Boehringer Ingelheim is confident its once-daily formulation of the COPD drug olodaterol can provide long-acting relief of the ailment's symptoms, and the company has positive Phase II results to support that belief. If approved, the treatment would be another use for the company's propellant-free inhaler.
In a randomized, double-blind study of COPD patients, the once-daily formulation demonstrated significant improvements in lung function for at least 24 hours over a placebo. There were no adverse events reported, and the drug was well-tolerated at all doses, the company reported. "In this study, olodaterol was shown to be a true once-daily (long-acting beta 2 agonist), providing 24-hour bronchodilation in COPD patients," said Guy Joos, one of the head investigators, in a statement.
Olodaterol remains an in-progress treatment, delivered through Boehringer's FDA-approved Respimat Soft Mist inhaler, and the company hasn't disclosed a timeline for seeking regulatory approval. Long-term, Boehringer is looking to combine olodaterol with on-the-market tiotropium, creating a combination COPD therapy, delivered via Respimat. The company believes it will improve patients' lives beyond simple bronchodilation.
"Boehringer Ingelheim is committed to advancing respiratory research and treatment," Senior Vice President Klaus Dugi said in a statement. "We are leading the field in the endeavor to achieve this, being the company that brought tiotropium to patients worldwide."

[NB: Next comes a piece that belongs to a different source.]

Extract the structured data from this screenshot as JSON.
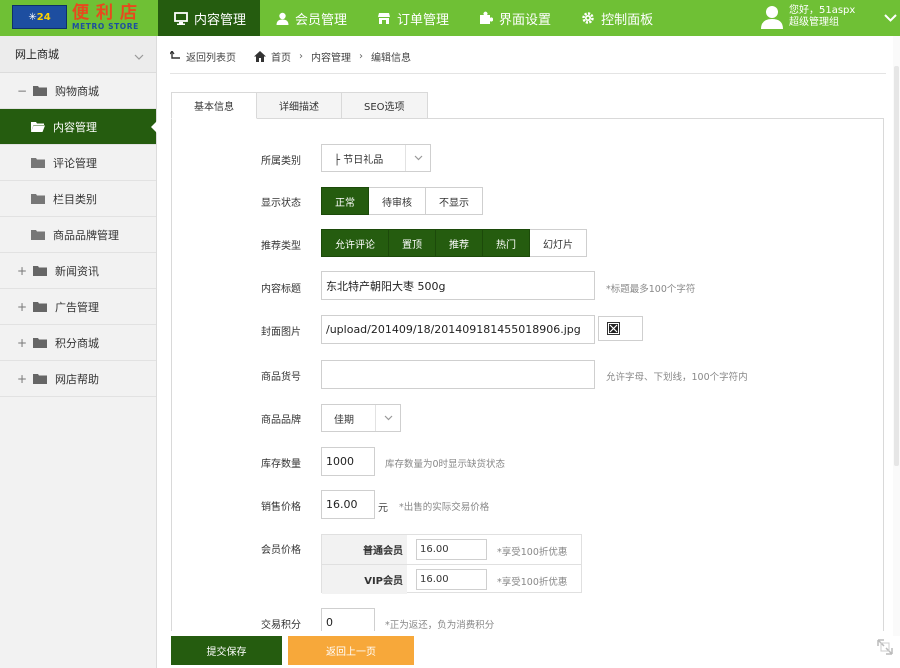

- read Boehringer's release
FDA green lights improved inhaler for Boehringer COPD drug
Depomed licenses Acuform to Boehringer